- [PROBLEM DETAILS]: Your answer should be a single number: how many lines in the data below hold the string "title".
───
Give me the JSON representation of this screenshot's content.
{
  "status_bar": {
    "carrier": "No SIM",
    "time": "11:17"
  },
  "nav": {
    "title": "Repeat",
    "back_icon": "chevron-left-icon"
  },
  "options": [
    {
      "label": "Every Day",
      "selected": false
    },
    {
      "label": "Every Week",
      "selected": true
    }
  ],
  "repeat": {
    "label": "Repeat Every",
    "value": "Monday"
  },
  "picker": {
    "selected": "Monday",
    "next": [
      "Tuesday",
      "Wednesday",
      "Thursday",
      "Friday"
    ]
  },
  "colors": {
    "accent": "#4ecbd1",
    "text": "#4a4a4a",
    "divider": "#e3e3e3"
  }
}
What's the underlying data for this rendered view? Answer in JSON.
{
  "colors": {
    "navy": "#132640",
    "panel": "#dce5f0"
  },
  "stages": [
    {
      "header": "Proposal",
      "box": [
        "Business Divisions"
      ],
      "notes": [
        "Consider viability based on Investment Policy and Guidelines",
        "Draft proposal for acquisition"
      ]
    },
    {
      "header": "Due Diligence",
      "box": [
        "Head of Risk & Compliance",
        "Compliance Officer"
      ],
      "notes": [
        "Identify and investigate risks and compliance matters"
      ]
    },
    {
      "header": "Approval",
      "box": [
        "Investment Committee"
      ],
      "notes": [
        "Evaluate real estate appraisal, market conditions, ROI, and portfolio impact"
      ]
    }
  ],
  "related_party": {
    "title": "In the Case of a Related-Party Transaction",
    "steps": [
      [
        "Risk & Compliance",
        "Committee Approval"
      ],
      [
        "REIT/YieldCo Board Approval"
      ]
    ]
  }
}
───
- [EXERCISE SOLUTION]: 2